**PROBLEM REQUIREMENTS**
If a line in the entries below includes the string "index", copy it out.

====== EXERCISE DATA ======

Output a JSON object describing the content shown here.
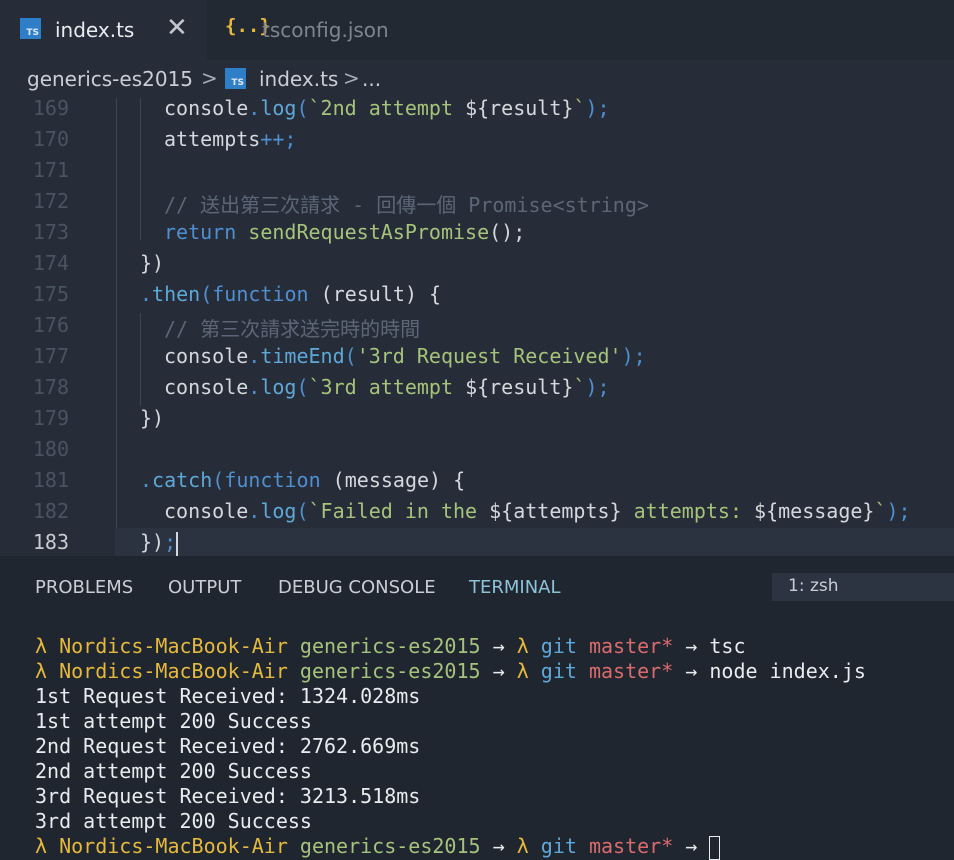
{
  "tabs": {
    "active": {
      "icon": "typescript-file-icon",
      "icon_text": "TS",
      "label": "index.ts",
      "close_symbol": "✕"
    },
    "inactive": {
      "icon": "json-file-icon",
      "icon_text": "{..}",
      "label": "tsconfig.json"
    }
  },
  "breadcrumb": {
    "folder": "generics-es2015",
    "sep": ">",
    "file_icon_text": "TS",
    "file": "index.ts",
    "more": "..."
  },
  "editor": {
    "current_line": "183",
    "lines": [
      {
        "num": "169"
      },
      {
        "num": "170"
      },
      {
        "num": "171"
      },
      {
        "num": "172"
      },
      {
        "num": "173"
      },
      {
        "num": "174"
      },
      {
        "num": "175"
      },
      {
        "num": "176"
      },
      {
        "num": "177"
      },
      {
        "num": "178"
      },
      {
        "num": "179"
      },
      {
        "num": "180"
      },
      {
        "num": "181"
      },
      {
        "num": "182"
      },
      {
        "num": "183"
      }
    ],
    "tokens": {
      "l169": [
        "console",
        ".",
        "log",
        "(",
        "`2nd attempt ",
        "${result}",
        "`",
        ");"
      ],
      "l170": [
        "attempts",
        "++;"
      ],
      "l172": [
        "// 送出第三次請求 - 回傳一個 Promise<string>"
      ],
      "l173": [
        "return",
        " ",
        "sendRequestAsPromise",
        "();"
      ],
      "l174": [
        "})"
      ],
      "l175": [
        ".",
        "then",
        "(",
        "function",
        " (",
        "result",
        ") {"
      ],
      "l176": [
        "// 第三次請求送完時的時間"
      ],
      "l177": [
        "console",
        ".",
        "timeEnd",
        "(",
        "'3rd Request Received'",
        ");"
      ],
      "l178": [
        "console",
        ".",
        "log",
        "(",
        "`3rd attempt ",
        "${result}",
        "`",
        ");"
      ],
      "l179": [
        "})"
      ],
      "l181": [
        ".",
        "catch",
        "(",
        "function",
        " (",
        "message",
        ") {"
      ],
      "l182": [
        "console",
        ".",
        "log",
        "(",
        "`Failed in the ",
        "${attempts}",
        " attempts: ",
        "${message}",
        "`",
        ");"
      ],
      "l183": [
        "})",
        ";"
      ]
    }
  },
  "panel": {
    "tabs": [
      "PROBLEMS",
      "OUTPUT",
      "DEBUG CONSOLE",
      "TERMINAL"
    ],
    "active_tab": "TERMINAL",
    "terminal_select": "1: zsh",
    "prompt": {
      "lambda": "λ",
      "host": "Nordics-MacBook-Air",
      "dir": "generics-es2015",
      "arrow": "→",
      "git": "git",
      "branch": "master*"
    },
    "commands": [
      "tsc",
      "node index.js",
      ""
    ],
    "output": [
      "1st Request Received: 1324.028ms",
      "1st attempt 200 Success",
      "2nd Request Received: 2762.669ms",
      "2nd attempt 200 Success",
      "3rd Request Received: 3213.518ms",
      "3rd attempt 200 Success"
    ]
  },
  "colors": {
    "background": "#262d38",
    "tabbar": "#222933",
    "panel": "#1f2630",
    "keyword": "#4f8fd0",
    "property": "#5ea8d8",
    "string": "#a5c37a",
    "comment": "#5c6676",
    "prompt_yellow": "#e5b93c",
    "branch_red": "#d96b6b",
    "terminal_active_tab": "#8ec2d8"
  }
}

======
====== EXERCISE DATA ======

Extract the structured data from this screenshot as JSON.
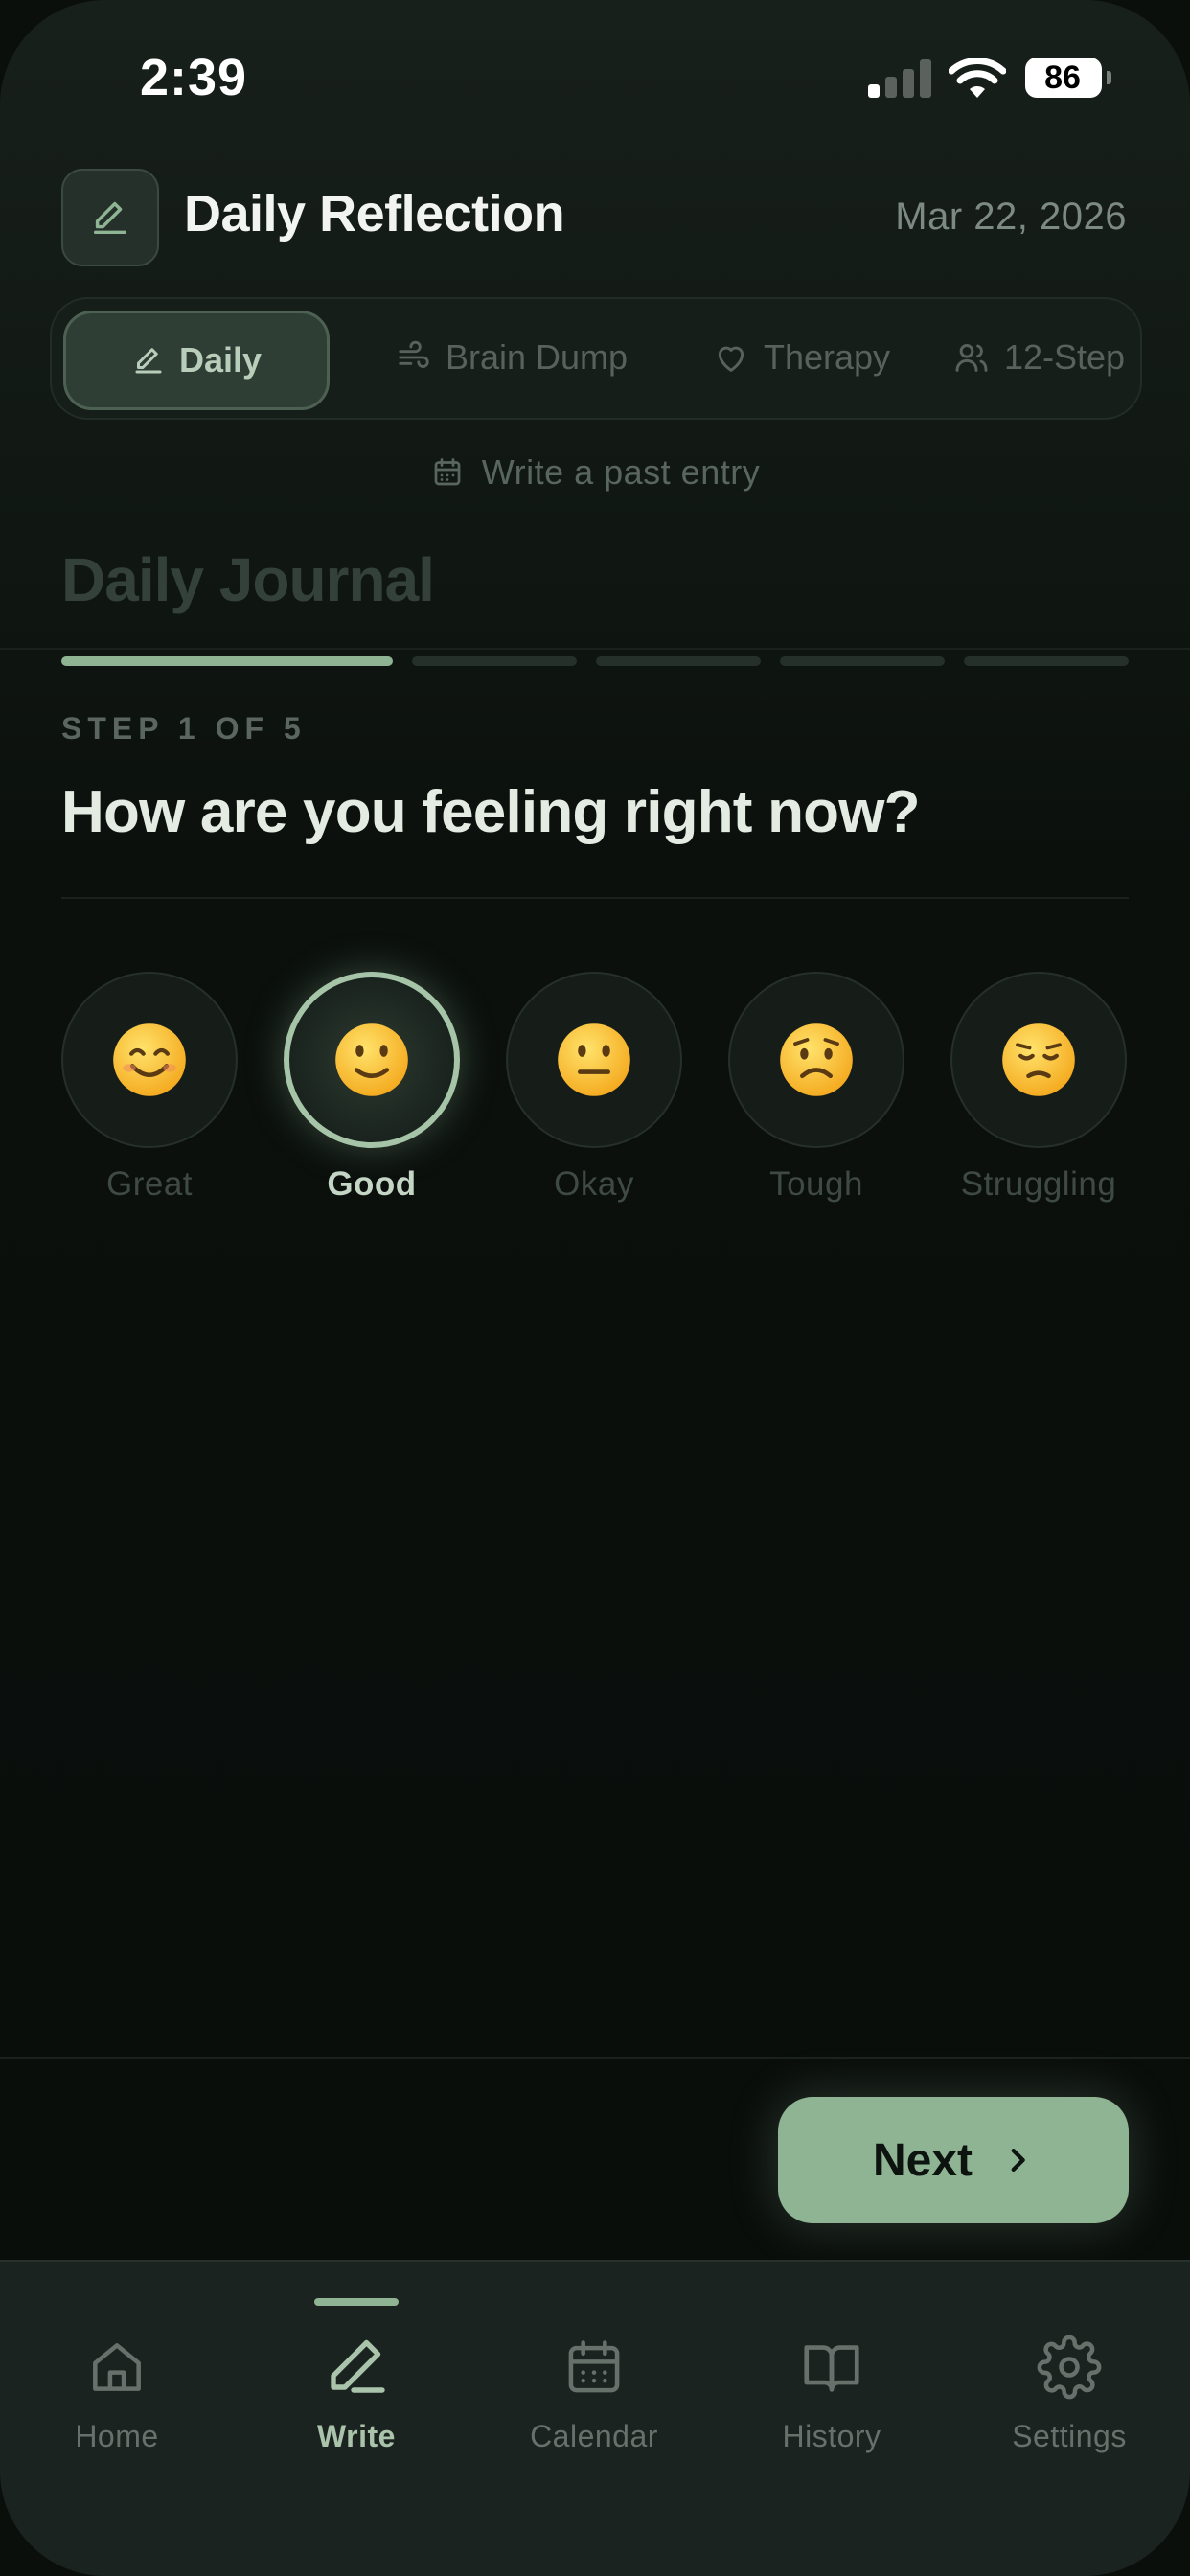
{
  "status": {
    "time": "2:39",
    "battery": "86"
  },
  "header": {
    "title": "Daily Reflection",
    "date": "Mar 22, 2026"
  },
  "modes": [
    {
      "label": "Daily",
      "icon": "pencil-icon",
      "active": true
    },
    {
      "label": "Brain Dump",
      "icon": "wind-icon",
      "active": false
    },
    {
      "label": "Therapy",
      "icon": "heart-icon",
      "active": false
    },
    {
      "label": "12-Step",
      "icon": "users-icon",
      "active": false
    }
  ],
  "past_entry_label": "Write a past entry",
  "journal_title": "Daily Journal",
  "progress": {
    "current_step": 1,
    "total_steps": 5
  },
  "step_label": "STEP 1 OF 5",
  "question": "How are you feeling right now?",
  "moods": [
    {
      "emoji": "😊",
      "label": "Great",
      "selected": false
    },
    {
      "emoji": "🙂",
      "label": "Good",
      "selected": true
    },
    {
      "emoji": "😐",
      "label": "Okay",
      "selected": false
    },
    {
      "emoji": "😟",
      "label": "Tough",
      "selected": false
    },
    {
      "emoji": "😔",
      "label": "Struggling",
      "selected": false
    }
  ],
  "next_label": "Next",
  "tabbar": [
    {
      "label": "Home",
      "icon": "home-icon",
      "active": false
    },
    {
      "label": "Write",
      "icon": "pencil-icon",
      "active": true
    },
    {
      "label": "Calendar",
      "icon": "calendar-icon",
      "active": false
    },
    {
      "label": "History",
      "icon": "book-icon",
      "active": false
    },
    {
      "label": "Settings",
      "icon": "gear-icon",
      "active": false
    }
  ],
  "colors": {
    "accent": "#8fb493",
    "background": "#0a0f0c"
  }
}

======

**TASK OUTPUT**
      "label": "index.ts",
    "file": "index.ts",
      "node index.js",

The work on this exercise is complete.